**Required work:** The entries that follow should be reproduced exactly, with no images carried over.

== Material for this task ==

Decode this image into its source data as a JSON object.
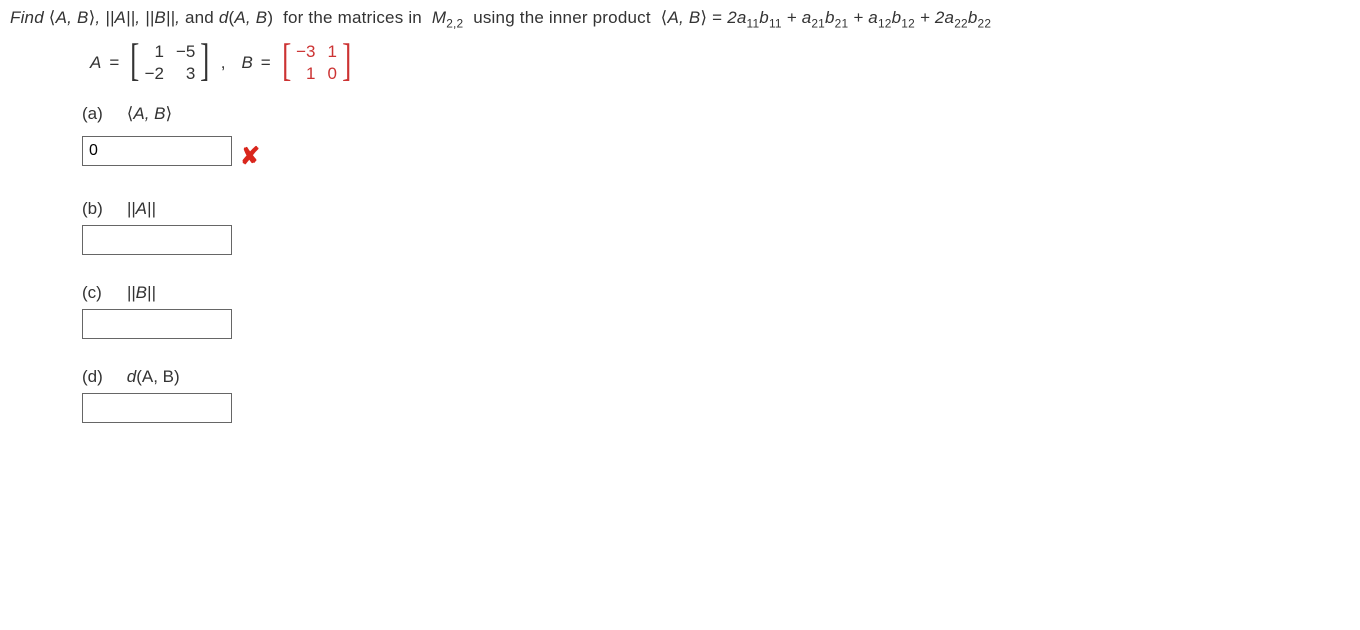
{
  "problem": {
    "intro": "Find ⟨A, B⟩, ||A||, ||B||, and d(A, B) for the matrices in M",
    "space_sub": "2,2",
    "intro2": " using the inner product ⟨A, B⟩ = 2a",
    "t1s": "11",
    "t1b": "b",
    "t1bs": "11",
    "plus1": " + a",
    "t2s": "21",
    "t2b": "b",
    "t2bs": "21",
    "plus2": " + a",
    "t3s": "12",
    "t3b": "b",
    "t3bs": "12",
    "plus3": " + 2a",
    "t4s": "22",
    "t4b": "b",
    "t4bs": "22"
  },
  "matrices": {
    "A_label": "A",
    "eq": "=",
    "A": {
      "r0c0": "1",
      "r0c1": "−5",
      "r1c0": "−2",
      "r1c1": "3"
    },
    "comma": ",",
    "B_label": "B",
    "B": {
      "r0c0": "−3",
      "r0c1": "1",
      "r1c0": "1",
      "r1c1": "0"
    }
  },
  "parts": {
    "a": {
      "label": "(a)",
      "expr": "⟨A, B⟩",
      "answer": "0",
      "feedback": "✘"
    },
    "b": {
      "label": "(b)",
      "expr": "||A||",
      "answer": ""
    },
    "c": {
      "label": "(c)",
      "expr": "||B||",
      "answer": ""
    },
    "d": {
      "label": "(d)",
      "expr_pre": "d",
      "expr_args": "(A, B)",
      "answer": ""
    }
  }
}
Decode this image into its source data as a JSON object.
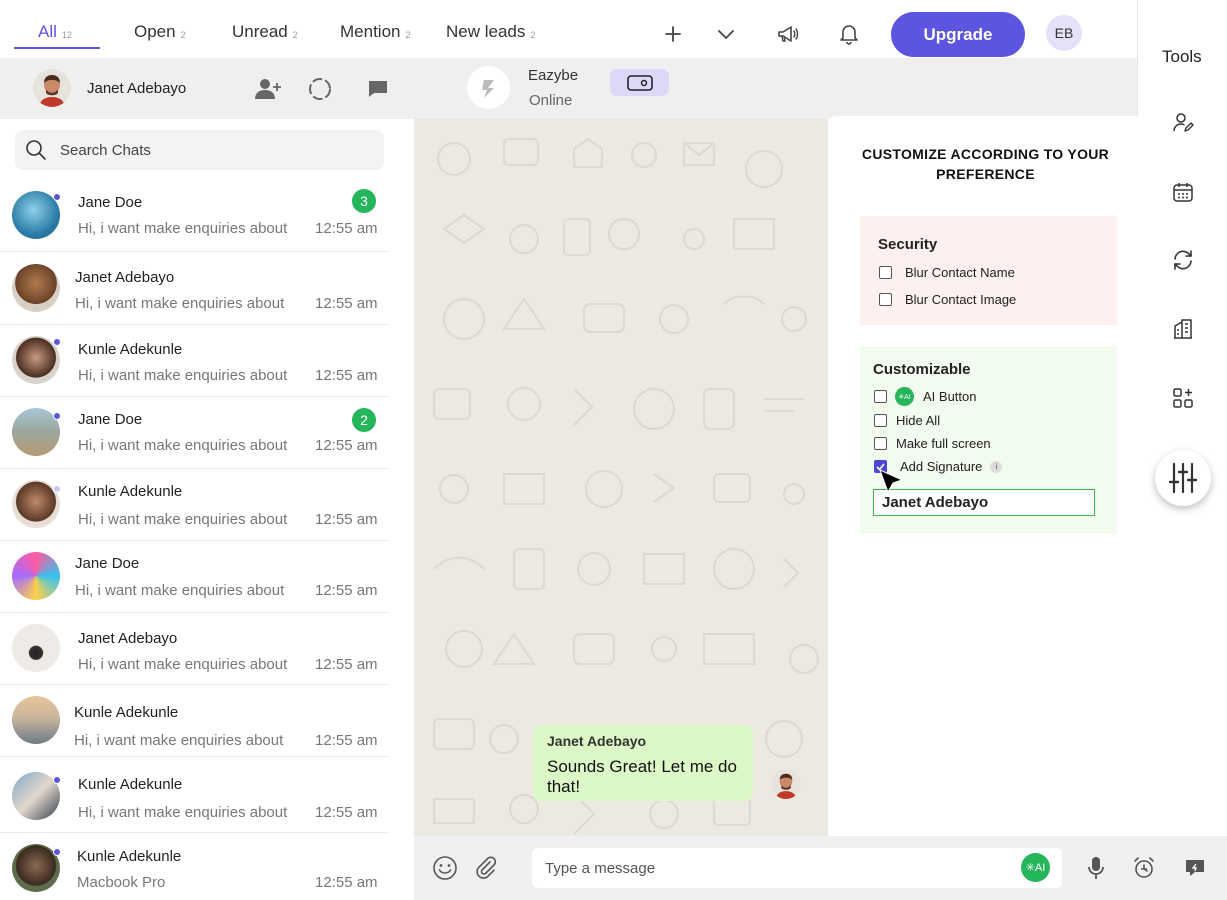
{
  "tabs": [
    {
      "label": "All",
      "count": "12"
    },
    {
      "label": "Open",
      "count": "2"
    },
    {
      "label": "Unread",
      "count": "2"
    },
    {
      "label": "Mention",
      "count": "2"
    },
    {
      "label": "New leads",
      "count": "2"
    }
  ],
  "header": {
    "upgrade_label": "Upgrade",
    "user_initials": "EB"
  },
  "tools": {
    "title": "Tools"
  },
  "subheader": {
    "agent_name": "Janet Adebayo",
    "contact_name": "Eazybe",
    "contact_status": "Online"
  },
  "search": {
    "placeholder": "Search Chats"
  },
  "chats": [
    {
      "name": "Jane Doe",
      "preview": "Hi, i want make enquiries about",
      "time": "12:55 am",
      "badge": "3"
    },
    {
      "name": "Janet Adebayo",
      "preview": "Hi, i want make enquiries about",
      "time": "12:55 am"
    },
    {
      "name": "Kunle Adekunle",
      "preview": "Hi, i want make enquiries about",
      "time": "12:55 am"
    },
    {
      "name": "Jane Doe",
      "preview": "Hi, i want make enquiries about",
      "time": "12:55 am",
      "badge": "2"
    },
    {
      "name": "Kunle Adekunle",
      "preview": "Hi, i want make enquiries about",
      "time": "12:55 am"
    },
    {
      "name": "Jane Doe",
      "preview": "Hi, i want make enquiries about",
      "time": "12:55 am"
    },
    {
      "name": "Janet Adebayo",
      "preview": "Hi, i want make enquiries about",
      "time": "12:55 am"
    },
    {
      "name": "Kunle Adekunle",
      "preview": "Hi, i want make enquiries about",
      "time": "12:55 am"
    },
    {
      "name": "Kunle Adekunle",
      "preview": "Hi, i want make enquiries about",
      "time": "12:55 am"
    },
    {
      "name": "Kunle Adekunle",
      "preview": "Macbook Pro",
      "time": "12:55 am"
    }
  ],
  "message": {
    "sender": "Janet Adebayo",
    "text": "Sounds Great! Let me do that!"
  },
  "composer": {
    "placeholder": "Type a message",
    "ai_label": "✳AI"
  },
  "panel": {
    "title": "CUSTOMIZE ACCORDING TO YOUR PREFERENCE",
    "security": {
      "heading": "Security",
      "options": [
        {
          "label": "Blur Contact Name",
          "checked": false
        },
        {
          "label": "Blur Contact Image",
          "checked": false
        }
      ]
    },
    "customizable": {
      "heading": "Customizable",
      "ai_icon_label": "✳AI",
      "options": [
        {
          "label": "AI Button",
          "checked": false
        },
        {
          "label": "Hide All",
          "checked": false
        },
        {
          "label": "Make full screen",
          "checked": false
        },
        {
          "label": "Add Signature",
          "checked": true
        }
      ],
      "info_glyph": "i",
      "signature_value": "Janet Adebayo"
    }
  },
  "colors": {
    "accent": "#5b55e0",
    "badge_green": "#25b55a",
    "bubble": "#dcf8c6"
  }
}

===

**Answer to the exercise:**
Decode this image into its source data as a JSON object.
{
  "problem": {
    "intro": "Find ⟨A, B⟩, ||A||, ||B||, and d(A, B) for the matrices in M",
    "space_sub": "2,2",
    "intro2": " using the inner product ⟨A, B⟩ = 2a",
    "t1s": "11",
    "t1b": "b",
    "t1bs": "11",
    "plus1": " + a",
    "t2s": "21",
    "t2b": "b",
    "t2bs": "21",
    "plus2": " + a",
    "t3s": "12",
    "t3b": "b",
    "t3bs": "12",
    "plus3": " + 2a",
    "t4s": "22",
    "t4b": "b",
    "t4bs": "22"
  },
  "matrices": {
    "A_label": "A",
    "eq": "=",
    "A": {
      "r0c0": "1",
      "r0c1": "−5",
      "r1c0": "−2",
      "r1c1": "3"
    },
    "comma": ",",
    "B_label": "B",
    "B": {
      "r0c0": "−3",
      "r0c1": "1",
      "r1c0": "1",
      "r1c1": "0"
    }
  },
  "parts": {
    "a": {
      "label": "(a)",
      "expr": "⟨A, B⟩",
      "answer": "0",
      "feedback": "✘"
    },
    "b": {
      "label": "(b)",
      "expr": "||A||",
      "answer": ""
    },
    "c": {
      "label": "(c)",
      "expr": "||B||",
      "answer": ""
    },
    "d": {
      "label": "(d)",
      "expr_pre": "d",
      "expr_args": "(A, B)",
      "answer": ""
    }
  }
}
Decode this image into its source data as a JSON object.
{
  "tabs": [
    {
      "label": "All",
      "count": "12"
    },
    {
      "label": "Open",
      "count": "2"
    },
    {
      "label": "Unread",
      "count": "2"
    },
    {
      "label": "Mention",
      "count": "2"
    },
    {
      "label": "New leads",
      "count": "2"
    }
  ],
  "header": {
    "upgrade_label": "Upgrade",
    "user_initials": "EB"
  },
  "tools": {
    "title": "Tools"
  },
  "subheader": {
    "agent_name": "Janet Adebayo",
    "contact_name": "Eazybe",
    "contact_status": "Online"
  },
  "search": {
    "placeholder": "Search Chats"
  },
  "chats": [
    {
      "name": "Jane Doe",
      "preview": "Hi, i want make enquiries about",
      "time": "12:55 am",
      "badge": "3"
    },
    {
      "name": "Janet Adebayo",
      "preview": "Hi, i want make enquiries about",
      "time": "12:55 am"
    },
    {
      "name": "Kunle Adekunle",
      "preview": "Hi, i want make enquiries about",
      "time": "12:55 am"
    },
    {
      "name": "Jane Doe",
      "preview": "Hi, i want make enquiries about",
      "time": "12:55 am",
      "badge": "2"
    },
    {
      "name": "Kunle Adekunle",
      "preview": "Hi, i want make enquiries about",
      "time": "12:55 am"
    },
    {
      "name": "Jane Doe",
      "preview": "Hi, i want make enquiries about",
      "time": "12:55 am"
    },
    {
      "name": "Janet Adebayo",
      "preview": "Hi, i want make enquiries about",
      "time": "12:55 am"
    },
    {
      "name": "Kunle Adekunle",
      "preview": "Hi, i want make enquiries about",
      "time": "12:55 am"
    },
    {
      "name": "Kunle Adekunle",
      "preview": "Hi, i want make enquiries about",
      "time": "12:55 am"
    },
    {
      "name": "Kunle Adekunle",
      "preview": "Macbook Pro",
      "time": "12:55 am"
    }
  ],
  "message": {
    "sender": "Janet Adebayo",
    "text": "Sounds Great! Let me do that!"
  },
  "composer": {
    "placeholder": "Type a message",
    "ai_label": "✳AI"
  },
  "panel": {
    "title": "CUSTOMIZE ACCORDING TO YOUR PREFERENCE",
    "security": {
      "heading": "Security",
      "options": [
        {
          "label": "Blur Contact Name",
          "checked": false
        },
        {
          "label": "Blur Contact Image",
          "checked": false
        }
      ]
    },
    "customizable": {
      "heading": "Customizable",
      "ai_icon_label": "✳AI",
      "options": [
        {
          "label": "AI Button",
          "checked": false
        },
        {
          "label": "Hide All",
          "checked": false
        },
        {
          "label": "Make full screen",
          "checked": false
        },
        {
          "label": "Add Signature",
          "checked": true
        }
      ],
      "info_glyph": "i",
      "signature_value": "Janet Adebayo"
    }
  },
  "colors": {
    "accent": "#5b55e0",
    "badge_green": "#25b55a",
    "bubble": "#dcf8c6"
  }
}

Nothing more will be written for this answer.